**TASK STATEMENT:**
Pick every line with "content" from the material below.
Start of RECORD EXTRACTS
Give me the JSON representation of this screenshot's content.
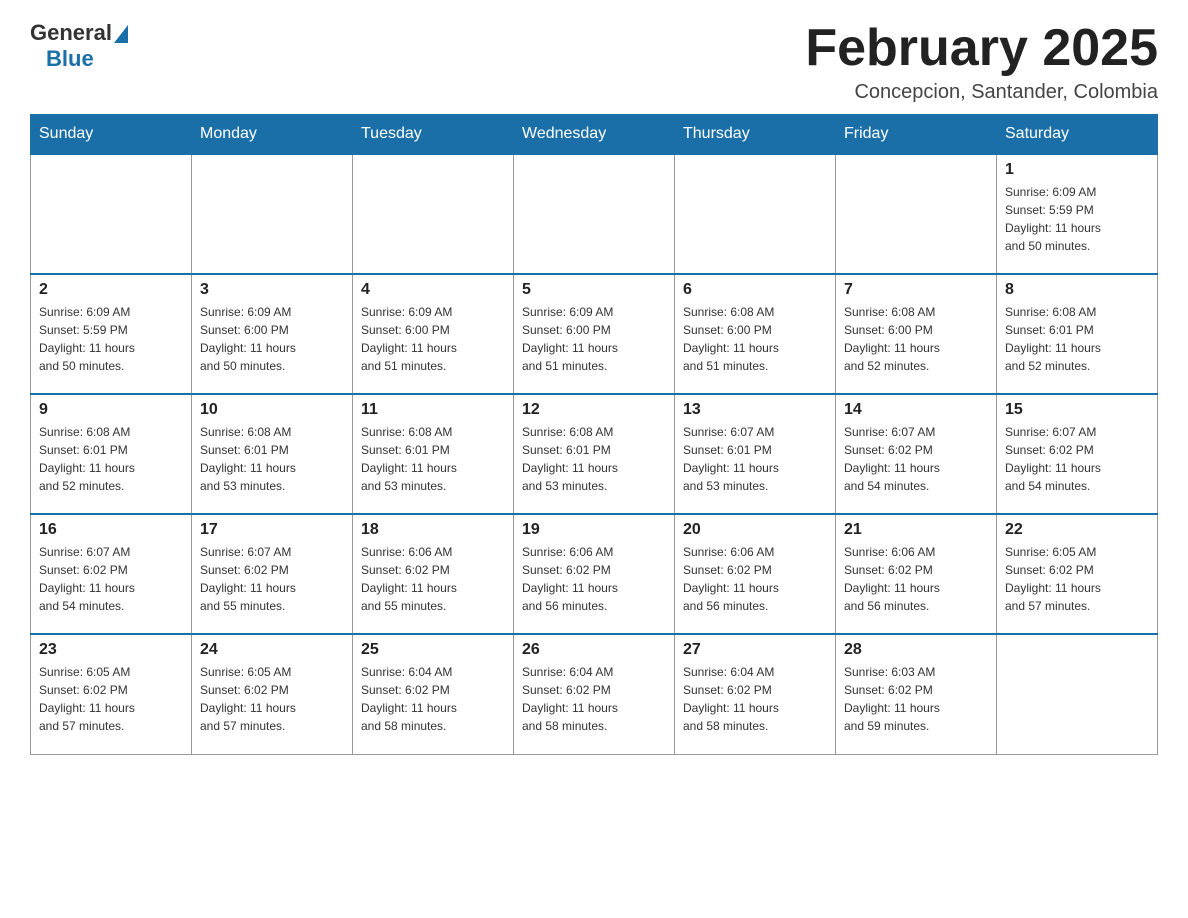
{
  "header": {
    "logo_general": "General",
    "logo_blue": "Blue",
    "title": "February 2025",
    "location": "Concepcion, Santander, Colombia"
  },
  "weekdays": [
    "Sunday",
    "Monday",
    "Tuesday",
    "Wednesday",
    "Thursday",
    "Friday",
    "Saturday"
  ],
  "weeks": [
    [
      {
        "day": "",
        "info": ""
      },
      {
        "day": "",
        "info": ""
      },
      {
        "day": "",
        "info": ""
      },
      {
        "day": "",
        "info": ""
      },
      {
        "day": "",
        "info": ""
      },
      {
        "day": "",
        "info": ""
      },
      {
        "day": "1",
        "info": "Sunrise: 6:09 AM\nSunset: 5:59 PM\nDaylight: 11 hours\nand 50 minutes."
      }
    ],
    [
      {
        "day": "2",
        "info": "Sunrise: 6:09 AM\nSunset: 5:59 PM\nDaylight: 11 hours\nand 50 minutes."
      },
      {
        "day": "3",
        "info": "Sunrise: 6:09 AM\nSunset: 6:00 PM\nDaylight: 11 hours\nand 50 minutes."
      },
      {
        "day": "4",
        "info": "Sunrise: 6:09 AM\nSunset: 6:00 PM\nDaylight: 11 hours\nand 51 minutes."
      },
      {
        "day": "5",
        "info": "Sunrise: 6:09 AM\nSunset: 6:00 PM\nDaylight: 11 hours\nand 51 minutes."
      },
      {
        "day": "6",
        "info": "Sunrise: 6:08 AM\nSunset: 6:00 PM\nDaylight: 11 hours\nand 51 minutes."
      },
      {
        "day": "7",
        "info": "Sunrise: 6:08 AM\nSunset: 6:00 PM\nDaylight: 11 hours\nand 52 minutes."
      },
      {
        "day": "8",
        "info": "Sunrise: 6:08 AM\nSunset: 6:01 PM\nDaylight: 11 hours\nand 52 minutes."
      }
    ],
    [
      {
        "day": "9",
        "info": "Sunrise: 6:08 AM\nSunset: 6:01 PM\nDaylight: 11 hours\nand 52 minutes."
      },
      {
        "day": "10",
        "info": "Sunrise: 6:08 AM\nSunset: 6:01 PM\nDaylight: 11 hours\nand 53 minutes."
      },
      {
        "day": "11",
        "info": "Sunrise: 6:08 AM\nSunset: 6:01 PM\nDaylight: 11 hours\nand 53 minutes."
      },
      {
        "day": "12",
        "info": "Sunrise: 6:08 AM\nSunset: 6:01 PM\nDaylight: 11 hours\nand 53 minutes."
      },
      {
        "day": "13",
        "info": "Sunrise: 6:07 AM\nSunset: 6:01 PM\nDaylight: 11 hours\nand 53 minutes."
      },
      {
        "day": "14",
        "info": "Sunrise: 6:07 AM\nSunset: 6:02 PM\nDaylight: 11 hours\nand 54 minutes."
      },
      {
        "day": "15",
        "info": "Sunrise: 6:07 AM\nSunset: 6:02 PM\nDaylight: 11 hours\nand 54 minutes."
      }
    ],
    [
      {
        "day": "16",
        "info": "Sunrise: 6:07 AM\nSunset: 6:02 PM\nDaylight: 11 hours\nand 54 minutes."
      },
      {
        "day": "17",
        "info": "Sunrise: 6:07 AM\nSunset: 6:02 PM\nDaylight: 11 hours\nand 55 minutes."
      },
      {
        "day": "18",
        "info": "Sunrise: 6:06 AM\nSunset: 6:02 PM\nDaylight: 11 hours\nand 55 minutes."
      },
      {
        "day": "19",
        "info": "Sunrise: 6:06 AM\nSunset: 6:02 PM\nDaylight: 11 hours\nand 56 minutes."
      },
      {
        "day": "20",
        "info": "Sunrise: 6:06 AM\nSunset: 6:02 PM\nDaylight: 11 hours\nand 56 minutes."
      },
      {
        "day": "21",
        "info": "Sunrise: 6:06 AM\nSunset: 6:02 PM\nDaylight: 11 hours\nand 56 minutes."
      },
      {
        "day": "22",
        "info": "Sunrise: 6:05 AM\nSunset: 6:02 PM\nDaylight: 11 hours\nand 57 minutes."
      }
    ],
    [
      {
        "day": "23",
        "info": "Sunrise: 6:05 AM\nSunset: 6:02 PM\nDaylight: 11 hours\nand 57 minutes."
      },
      {
        "day": "24",
        "info": "Sunrise: 6:05 AM\nSunset: 6:02 PM\nDaylight: 11 hours\nand 57 minutes."
      },
      {
        "day": "25",
        "info": "Sunrise: 6:04 AM\nSunset: 6:02 PM\nDaylight: 11 hours\nand 58 minutes."
      },
      {
        "day": "26",
        "info": "Sunrise: 6:04 AM\nSunset: 6:02 PM\nDaylight: 11 hours\nand 58 minutes."
      },
      {
        "day": "27",
        "info": "Sunrise: 6:04 AM\nSunset: 6:02 PM\nDaylight: 11 hours\nand 58 minutes."
      },
      {
        "day": "28",
        "info": "Sunrise: 6:03 AM\nSunset: 6:02 PM\nDaylight: 11 hours\nand 59 minutes."
      },
      {
        "day": "",
        "info": ""
      }
    ]
  ]
}
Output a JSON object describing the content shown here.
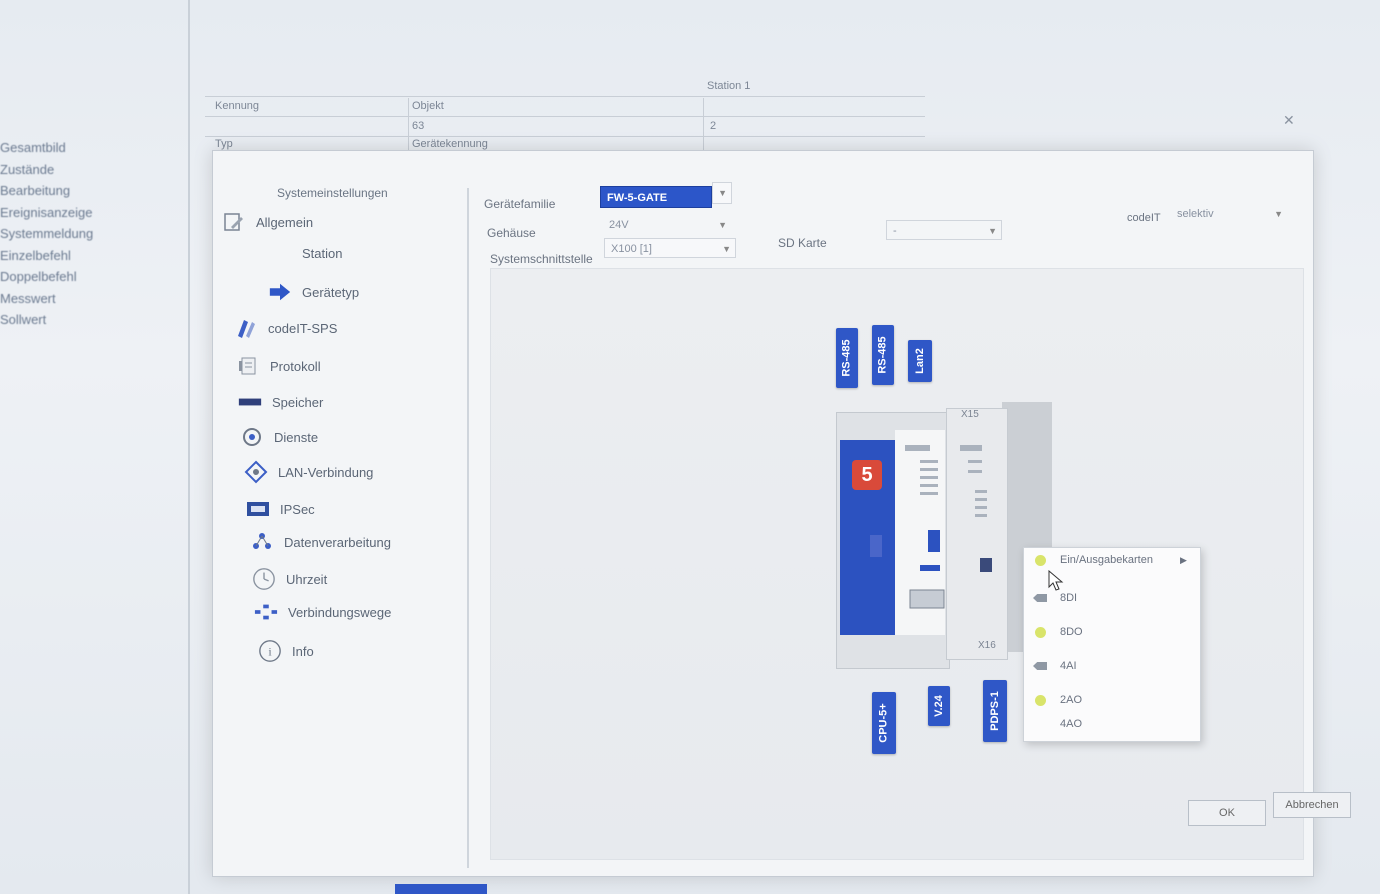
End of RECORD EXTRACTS
**ANSWER BOX:**
Give me the JSON representation of this screenshot's content.
Output a JSON object describing the content shown here.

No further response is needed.